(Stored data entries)

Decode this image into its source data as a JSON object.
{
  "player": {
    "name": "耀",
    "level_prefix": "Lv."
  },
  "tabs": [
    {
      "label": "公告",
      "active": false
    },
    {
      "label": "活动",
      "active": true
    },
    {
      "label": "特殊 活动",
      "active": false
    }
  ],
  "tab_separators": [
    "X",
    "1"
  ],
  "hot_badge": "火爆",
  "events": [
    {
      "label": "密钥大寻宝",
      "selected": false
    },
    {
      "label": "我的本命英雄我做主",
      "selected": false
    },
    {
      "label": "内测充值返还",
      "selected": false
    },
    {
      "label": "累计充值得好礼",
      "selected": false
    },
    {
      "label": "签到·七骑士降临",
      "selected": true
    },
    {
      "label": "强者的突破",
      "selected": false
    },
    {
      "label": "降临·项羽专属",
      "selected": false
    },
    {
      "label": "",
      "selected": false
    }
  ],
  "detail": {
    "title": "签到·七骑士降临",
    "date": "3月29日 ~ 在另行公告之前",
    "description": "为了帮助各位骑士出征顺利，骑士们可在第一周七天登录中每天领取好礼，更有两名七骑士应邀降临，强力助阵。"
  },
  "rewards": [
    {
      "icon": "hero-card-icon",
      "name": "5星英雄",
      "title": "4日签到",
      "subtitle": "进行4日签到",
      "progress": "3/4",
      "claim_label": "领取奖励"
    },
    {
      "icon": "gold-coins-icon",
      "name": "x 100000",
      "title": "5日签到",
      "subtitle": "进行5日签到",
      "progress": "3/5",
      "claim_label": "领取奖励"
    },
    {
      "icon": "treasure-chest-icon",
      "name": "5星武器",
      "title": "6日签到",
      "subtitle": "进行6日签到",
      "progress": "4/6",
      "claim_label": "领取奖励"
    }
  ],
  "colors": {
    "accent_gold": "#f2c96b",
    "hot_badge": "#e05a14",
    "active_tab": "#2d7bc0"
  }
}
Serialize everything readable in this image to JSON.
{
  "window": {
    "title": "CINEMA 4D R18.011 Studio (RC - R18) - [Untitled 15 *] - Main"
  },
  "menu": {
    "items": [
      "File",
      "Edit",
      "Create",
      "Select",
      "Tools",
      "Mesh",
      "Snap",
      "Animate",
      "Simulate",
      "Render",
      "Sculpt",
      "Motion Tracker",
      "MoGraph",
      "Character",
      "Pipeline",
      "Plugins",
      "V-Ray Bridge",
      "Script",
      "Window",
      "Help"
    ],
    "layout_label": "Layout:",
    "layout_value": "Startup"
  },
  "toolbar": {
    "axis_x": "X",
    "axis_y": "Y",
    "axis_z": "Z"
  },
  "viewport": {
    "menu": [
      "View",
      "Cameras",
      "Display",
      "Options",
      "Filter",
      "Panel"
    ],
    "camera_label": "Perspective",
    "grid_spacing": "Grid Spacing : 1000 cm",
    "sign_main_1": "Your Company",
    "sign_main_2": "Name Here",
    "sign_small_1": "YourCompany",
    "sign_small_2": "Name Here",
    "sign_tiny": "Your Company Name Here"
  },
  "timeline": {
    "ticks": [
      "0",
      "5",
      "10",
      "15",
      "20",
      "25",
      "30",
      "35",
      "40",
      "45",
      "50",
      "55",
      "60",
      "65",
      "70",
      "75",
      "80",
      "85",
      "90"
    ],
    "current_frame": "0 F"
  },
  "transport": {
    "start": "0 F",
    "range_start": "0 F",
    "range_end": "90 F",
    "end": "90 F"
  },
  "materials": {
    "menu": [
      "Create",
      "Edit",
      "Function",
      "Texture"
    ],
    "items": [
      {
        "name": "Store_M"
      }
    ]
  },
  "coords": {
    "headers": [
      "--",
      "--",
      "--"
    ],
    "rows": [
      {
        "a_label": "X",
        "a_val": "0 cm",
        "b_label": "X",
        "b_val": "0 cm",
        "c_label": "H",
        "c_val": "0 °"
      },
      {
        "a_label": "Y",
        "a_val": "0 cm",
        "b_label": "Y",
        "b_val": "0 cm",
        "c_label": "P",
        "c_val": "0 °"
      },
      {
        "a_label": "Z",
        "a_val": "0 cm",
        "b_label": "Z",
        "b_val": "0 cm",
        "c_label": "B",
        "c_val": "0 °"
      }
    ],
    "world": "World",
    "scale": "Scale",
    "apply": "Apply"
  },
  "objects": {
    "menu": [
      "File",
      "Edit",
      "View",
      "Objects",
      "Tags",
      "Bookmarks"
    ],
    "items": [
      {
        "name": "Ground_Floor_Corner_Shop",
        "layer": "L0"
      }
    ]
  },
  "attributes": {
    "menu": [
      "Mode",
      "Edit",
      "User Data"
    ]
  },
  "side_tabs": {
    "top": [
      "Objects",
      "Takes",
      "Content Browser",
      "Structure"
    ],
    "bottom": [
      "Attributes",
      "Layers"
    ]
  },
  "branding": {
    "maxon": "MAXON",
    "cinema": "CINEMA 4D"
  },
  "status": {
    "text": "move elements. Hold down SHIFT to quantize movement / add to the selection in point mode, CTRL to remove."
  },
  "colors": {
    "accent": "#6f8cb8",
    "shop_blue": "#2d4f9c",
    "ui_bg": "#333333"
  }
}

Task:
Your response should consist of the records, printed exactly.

Output:
Decode this image into its source data as a JSON object.
{
  "player": {
    "name": "耀",
    "level_prefix": "Lv."
  },
  "tabs": [
    {
      "label": "公告",
      "active": false
    },
    {
      "label": "活动",
      "active": true
    },
    {
      "label": "特殊 活动",
      "active": false
    }
  ],
  "tab_separators": [
    "X",
    "1"
  ],
  "hot_badge": "火爆",
  "events": [
    {
      "label": "密钥大寻宝",
      "selected": false
    },
    {
      "label": "我的本命英雄我做主",
      "selected": false
    },
    {
      "label": "内测充值返还",
      "selected": false
    },
    {
      "label": "累计充值得好礼",
      "selected": false
    },
    {
      "label": "签到·七骑士降临",
      "selected": true
    },
    {
      "label": "强者的突破",
      "selected": false
    },
    {
      "label": "降临·项羽专属",
      "selected": false
    },
    {
      "label": "",
      "selected": false
    }
  ],
  "detail": {
    "title": "签到·七骑士降临",
    "date": "3月29日 ~ 在另行公告之前",
    "description": "为了帮助各位骑士出征顺利，骑士们可在第一周七天登录中每天领取好礼，更有两名七骑士应邀降临，强力助阵。"
  },
  "rewards": [
    {
      "icon": "hero-card-icon",
      "name": "5星英雄",
      "title": "4日签到",
      "subtitle": "进行4日签到",
      "progress": "3/4",
      "claim_label": "领取奖励"
    },
    {
      "icon": "gold-coins-icon",
      "name": "x 100000",
      "title": "5日签到",
      "subtitle": "进行5日签到",
      "progress": "3/5",
      "claim_label": "领取奖励"
    },
    {
      "icon": "treasure-chest-icon",
      "name": "5星武器",
      "title": "6日签到",
      "subtitle": "进行6日签到",
      "progress": "4/6",
      "claim_label": "领取奖励"
    }
  ],
  "colors": {
    "accent_gold": "#f2c96b",
    "hot_badge": "#e05a14",
    "active_tab": "#2d7bc0"
  }
}
Serialize everything readable in this image to JSON.
{
  "window": {
    "title": "CINEMA 4D R18.011 Studio (RC - R18) - [Untitled 15 *] - Main"
  },
  "menu": {
    "items": [
      "File",
      "Edit",
      "Create",
      "Select",
      "Tools",
      "Mesh",
      "Snap",
      "Animate",
      "Simulate",
      "Render",
      "Sculpt",
      "Motion Tracker",
      "MoGraph",
      "Character",
      "Pipeline",
      "Plugins",
      "V-Ray Bridge",
      "Script",
      "Window",
      "Help"
    ],
    "layout_label": "Layout:",
    "layout_value": "Startup"
  },
  "toolbar": {
    "axis_x": "X",
    "axis_y": "Y",
    "axis_z": "Z"
  },
  "viewport": {
    "menu": [
      "View",
      "Cameras",
      "Display",
      "Options",
      "Filter",
      "Panel"
    ],
    "camera_label": "Perspective",
    "grid_spacing": "Grid Spacing : 1000 cm",
    "sign_main_1": "Your Company",
    "sign_main_2": "Name Here",
    "sign_small_1": "YourCompany",
    "sign_small_2": "Name Here",
    "sign_tiny": "Your Company Name Here"
  },
  "timeline": {
    "ticks": [
      "0",
      "5",
      "10",
      "15",
      "20",
      "25",
      "30",
      "35",
      "40",
      "45",
      "50",
      "55",
      "60",
      "65",
      "70",
      "75",
      "80",
      "85",
      "90"
    ],
    "current_frame": "0 F"
  },
  "transport": {
    "start": "0 F",
    "range_start": "0 F",
    "range_end": "90 F",
    "end": "90 F"
  },
  "materials": {
    "menu": [
      "Create",
      "Edit",
      "Function",
      "Texture"
    ],
    "items": [
      {
        "name": "Store_M"
      }
    ]
  },
  "coords": {
    "headers": [
      "--",
      "--",
      "--"
    ],
    "rows": [
      {
        "a_label": "X",
        "a_val": "0 cm",
        "b_label": "X",
        "b_val": "0 cm",
        "c_label": "H",
        "c_val": "0 °"
      },
      {
        "a_label": "Y",
        "a_val": "0 cm",
        "b_label": "Y",
        "b_val": "0 cm",
        "c_label": "P",
        "c_val": "0 °"
      },
      {
        "a_label": "Z",
        "a_val": "0 cm",
        "b_label": "Z",
        "b_val": "0 cm",
        "c_label": "B",
        "c_val": "0 °"
      }
    ],
    "world": "World",
    "scale": "Scale",
    "apply": "Apply"
  },
  "objects": {
    "menu": [
      "File",
      "Edit",
      "View",
      "Objects",
      "Tags",
      "Bookmarks"
    ],
    "items": [
      {
        "name": "Ground_Floor_Corner_Shop",
        "layer": "L0"
      }
    ]
  },
  "attributes": {
    "menu": [
      "Mode",
      "Edit",
      "User Data"
    ]
  },
  "side_tabs": {
    "top": [
      "Objects",
      "Takes",
      "Content Browser",
      "Structure"
    ],
    "bottom": [
      "Attributes",
      "Layers"
    ]
  },
  "branding": {
    "maxon": "MAXON",
    "cinema": "CINEMA 4D"
  },
  "status": {
    "text": "move elements. Hold down SHIFT to quantize movement / add to the selection in point mode, CTRL to remove."
  },
  "colors": {
    "accent": "#6f8cb8",
    "shop_blue": "#2d4f9c",
    "ui_bg": "#333333"
  }
}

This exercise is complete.